→ **TASK GOAL**:
Search the records for the string "handle" and copy every line where it turns up.

[Opening EXTRACTED ENTRIES section]

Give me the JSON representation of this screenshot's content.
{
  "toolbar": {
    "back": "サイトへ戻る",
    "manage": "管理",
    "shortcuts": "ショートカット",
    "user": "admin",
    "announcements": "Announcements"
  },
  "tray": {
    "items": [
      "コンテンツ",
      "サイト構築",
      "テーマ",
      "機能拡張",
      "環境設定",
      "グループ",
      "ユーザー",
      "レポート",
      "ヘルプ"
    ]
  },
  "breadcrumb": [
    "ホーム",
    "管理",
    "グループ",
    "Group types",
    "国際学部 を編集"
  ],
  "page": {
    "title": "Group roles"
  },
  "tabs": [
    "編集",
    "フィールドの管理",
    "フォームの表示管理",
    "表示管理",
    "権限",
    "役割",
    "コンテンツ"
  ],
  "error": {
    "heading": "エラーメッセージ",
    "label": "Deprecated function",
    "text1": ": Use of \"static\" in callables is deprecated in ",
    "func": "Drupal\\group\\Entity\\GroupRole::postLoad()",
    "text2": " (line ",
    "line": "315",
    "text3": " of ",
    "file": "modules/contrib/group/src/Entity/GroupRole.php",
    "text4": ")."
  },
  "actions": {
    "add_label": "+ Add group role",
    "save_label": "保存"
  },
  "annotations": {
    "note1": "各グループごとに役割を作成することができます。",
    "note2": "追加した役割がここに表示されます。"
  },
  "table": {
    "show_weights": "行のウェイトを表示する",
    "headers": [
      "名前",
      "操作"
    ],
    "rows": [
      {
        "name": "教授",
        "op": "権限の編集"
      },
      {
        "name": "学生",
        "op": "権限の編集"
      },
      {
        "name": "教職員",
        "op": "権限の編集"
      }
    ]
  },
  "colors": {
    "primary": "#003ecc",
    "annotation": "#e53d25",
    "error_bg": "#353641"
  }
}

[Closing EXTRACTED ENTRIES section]
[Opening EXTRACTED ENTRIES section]

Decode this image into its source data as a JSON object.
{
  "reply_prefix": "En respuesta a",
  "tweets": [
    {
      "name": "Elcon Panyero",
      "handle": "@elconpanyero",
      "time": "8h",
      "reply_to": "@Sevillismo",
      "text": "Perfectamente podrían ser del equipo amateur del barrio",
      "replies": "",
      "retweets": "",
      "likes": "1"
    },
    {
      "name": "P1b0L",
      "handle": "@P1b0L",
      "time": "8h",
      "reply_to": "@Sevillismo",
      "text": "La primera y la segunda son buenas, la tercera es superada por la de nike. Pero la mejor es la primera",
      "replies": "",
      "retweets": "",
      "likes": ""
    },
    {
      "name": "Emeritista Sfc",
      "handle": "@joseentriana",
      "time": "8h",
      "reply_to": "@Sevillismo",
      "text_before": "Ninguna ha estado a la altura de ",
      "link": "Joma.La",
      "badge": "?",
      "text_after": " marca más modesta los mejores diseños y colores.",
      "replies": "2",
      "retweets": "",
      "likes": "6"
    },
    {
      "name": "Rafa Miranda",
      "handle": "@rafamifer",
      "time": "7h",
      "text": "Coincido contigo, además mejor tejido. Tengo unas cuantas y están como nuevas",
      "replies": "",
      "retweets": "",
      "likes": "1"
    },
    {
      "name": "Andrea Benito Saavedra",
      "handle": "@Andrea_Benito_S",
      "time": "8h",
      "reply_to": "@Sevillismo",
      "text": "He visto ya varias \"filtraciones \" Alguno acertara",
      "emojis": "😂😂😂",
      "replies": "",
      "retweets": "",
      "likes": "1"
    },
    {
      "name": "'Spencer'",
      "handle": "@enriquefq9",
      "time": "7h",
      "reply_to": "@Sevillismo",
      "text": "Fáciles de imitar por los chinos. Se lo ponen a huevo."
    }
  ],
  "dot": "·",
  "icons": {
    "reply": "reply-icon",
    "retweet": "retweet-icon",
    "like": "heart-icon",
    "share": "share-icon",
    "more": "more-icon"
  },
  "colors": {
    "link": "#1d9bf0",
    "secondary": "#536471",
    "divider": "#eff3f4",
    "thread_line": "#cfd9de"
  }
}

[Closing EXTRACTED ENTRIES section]

→ **ANSWER FOR THE TASK**:
      "handle": "@elconpanyero",
      "handle": "@P1b0L",
      "handle": "@joseentriana",
      "handle": "@rafamifer",
      "handle": "@Andrea_Benito_S",
      "handle": "@enriquefq9",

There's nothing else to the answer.